Start of Input material

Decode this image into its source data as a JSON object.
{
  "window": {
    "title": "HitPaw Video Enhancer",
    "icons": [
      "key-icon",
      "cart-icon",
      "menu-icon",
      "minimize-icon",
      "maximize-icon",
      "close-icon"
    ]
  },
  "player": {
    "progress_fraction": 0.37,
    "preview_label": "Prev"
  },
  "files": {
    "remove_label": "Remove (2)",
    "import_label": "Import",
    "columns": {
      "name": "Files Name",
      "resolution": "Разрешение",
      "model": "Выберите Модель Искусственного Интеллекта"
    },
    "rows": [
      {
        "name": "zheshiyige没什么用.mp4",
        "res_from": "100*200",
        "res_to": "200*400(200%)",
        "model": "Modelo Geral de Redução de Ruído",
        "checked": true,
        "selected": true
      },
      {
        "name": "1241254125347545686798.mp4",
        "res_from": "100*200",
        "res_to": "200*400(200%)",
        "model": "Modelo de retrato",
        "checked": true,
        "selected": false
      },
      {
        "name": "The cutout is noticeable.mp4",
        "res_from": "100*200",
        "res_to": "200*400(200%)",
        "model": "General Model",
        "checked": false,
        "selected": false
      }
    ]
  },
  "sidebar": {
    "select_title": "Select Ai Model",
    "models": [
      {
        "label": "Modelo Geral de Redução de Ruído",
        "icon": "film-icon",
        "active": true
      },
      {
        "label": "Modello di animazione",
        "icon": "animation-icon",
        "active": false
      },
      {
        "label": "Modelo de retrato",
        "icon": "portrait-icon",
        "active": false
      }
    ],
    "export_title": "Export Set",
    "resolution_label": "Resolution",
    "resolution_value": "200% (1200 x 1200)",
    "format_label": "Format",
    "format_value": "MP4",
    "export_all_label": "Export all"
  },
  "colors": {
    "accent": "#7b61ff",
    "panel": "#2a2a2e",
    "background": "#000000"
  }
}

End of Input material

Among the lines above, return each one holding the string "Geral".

### [Answer below]
        "model": "Modelo Geral de Redução de Ruído",
        "label": "Modelo Geral de Redução de Ruído",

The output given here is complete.